Observation: Little Cottonwood Canyon

Observation Date
Observer Name
Salt Lake » Little Cottonwood Canyon
Location Name or Route
Upper LCC Periphery
Wind Direction
Wind Speed
Weather Comments
Very light winds from the NW atop the highest peaks.
Snow Characteristics
Snow Surface Conditions
Dense Loose
Wind Crust
Melt-Freeze Crust
Snow Characteristics Comments
The sun and warm temperatures have taken a toll on the snow surface on steeper solar aspects, but there is still plenty of soft, dry powder to be had on the northerly slopes. The few wind drifts I encountered were unreactive to ski cuts and at most would only break apart right around your skis.
An overall Low danger. Today, I focused my field work on the layer of faceted snow on top of a sun crust that formed last week during a brief period of sunshine and was buried by storm and wind-driven snow this past weekend. This was the weak layer on several avalanches over this past weekend, including a large avalanche on the shoulder of Wolverine.
Today I dug about 12 pits on steep aspects facing southwest, south, and southeast and overall most pits showed the weak layer either not present or gaining strength where it is present. One pit on a southwest aspect got a full propagation down 40 cms failing on this weak layer - ECTP19. All other pits were either ECTX (no fracture) or ECTN, fracturing on the weak layer, but not propagating. From what I saw today, we are moving in the right direction and the current PWL problem that is located on these solar aspects may be removed from the forecast soon. My biggest hesitation is that upper Little Cottonwood has lived in a snow globe for the past two months and saw very little sun last week, when this weak layer formed. It is possible that where I was looking in upper LCC, the weak layer was not that widespread, but that it may be more widespread in areas such as Big Cottonwood, Millcreek, and Lambs Canyon; areas that likely had more sunshine early last week.
There also was a small skier-triggered avalanche on southwest-facing Patsy Marley that occurred late Wednesday or early morning Thursday. Although I could not get that close to it, the avalanche was about 30-45 cms deep and 60' wide and very likely failed on this PWL. This is an indication that the weak layer may still be reactive in isolated areas.
Photos of:
Current snow surface consisting of some surface hoar on shady aspects and radiation recrystallization (RR) on sunny aspects;

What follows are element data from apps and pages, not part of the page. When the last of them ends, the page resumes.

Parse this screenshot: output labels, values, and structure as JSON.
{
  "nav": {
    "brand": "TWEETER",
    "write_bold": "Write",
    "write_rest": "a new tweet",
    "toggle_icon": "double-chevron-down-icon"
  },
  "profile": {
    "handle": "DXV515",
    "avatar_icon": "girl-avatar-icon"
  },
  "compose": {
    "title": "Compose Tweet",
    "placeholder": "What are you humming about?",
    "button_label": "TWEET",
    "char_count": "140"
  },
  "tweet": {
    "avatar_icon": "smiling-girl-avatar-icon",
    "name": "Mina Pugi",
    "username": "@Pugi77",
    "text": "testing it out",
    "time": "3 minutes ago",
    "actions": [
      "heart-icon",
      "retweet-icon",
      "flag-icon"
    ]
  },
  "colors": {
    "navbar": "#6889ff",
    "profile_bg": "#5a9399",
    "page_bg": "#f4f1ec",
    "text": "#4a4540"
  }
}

Pit showing the general location of the facet/crust combination which is generally down 30-45 cms, although deeper (up to 60 cms) in some places;
Photo of skier-triggered avalanche on southwest-facing Patsy Marley.
Today's Observed Danger Rating
Tomorrows Estimated Danger Rating